An executive order to terminate birthright citizenship would be a nasty, racially-motivated endeavor to protect the "whiteness" of the United States. It is disgusting to imagine that the President of the United States would issue such an order. But it would not be the first act by this president to evoke the disgust of the American people. And I am confident that if Trump chooses to fight that battle, it will only raise the political opposition to his reign to a higher level and generate greater solidarity between citizens and non-citizens in the US than we have seen before.


Editor's note

People forget that the SCOTUS is the weakest branch partly because it attempts to be apolitical.  That also creates a weakness. During times of great political stress, the court tends to retract its oversight role, which allowed for horrible decisions like Plessy v Ferguson and the Korematsu case that approved of the Japanese internment camps.

If Trump were to do try repealing the 14th amendment right now, then he'd unleash a maelstrom against his party.  That's right now, though. Naomi Klein talks about this in her book The Shock Doctrine.  What Trump is doing with this is sending up a test balloon. He's getting people riled up over and over and trying to give us outrage fatigue.  He will then splatter more of his awful ideas at us and, just like a day trader that makes money on the momentary ups and downs in the market, he slips in something that would have dominated all media coverage for weeks and would have cost him dearly in normal times.  Just like a day trader will monitor a bunch of different stocks, the Trump admin is playing on the momentary lapses in oversight caused by his relentless lying to slip in regulatory changes in all regulatory agencies that would have been condemned universally in normal times.

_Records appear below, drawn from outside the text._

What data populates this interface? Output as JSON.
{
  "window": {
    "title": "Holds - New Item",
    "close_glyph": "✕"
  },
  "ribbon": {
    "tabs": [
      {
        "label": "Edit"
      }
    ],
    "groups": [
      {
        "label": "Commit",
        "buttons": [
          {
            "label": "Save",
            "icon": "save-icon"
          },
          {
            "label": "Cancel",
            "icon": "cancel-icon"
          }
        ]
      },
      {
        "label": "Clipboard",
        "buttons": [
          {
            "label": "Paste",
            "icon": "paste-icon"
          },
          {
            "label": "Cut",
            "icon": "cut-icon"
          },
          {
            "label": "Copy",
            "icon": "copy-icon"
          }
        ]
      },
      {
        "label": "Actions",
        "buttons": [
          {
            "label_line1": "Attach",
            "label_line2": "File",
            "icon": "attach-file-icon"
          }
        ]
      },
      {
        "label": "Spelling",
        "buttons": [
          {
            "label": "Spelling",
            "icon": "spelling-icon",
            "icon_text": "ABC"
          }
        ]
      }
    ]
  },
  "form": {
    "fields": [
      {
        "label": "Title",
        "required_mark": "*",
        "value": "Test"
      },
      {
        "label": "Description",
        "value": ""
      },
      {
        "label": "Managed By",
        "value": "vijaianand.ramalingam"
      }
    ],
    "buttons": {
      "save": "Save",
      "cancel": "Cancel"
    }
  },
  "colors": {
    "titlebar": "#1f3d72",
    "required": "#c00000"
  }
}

That's exactly what he Trump did with his Muslim ban.  The first three iterations were blatantly bigoted and unconstitutional.  The last version got the approval of SCOTUS with barely a mention because everyone is so busy with the dozens of other problems he makes every day. While we can be assured, at this moment, that this bigoted plan is going nowhere, that may change very soon. That's why it's crucial to understand both the issues and candidate's values to ensure that we leave a better nation to our children than what we have inherited.

If you're from Connecticut, then you also need to check out Mr. Goselin, at, and ask if his values will enable you to leave a better world to your children than we have now.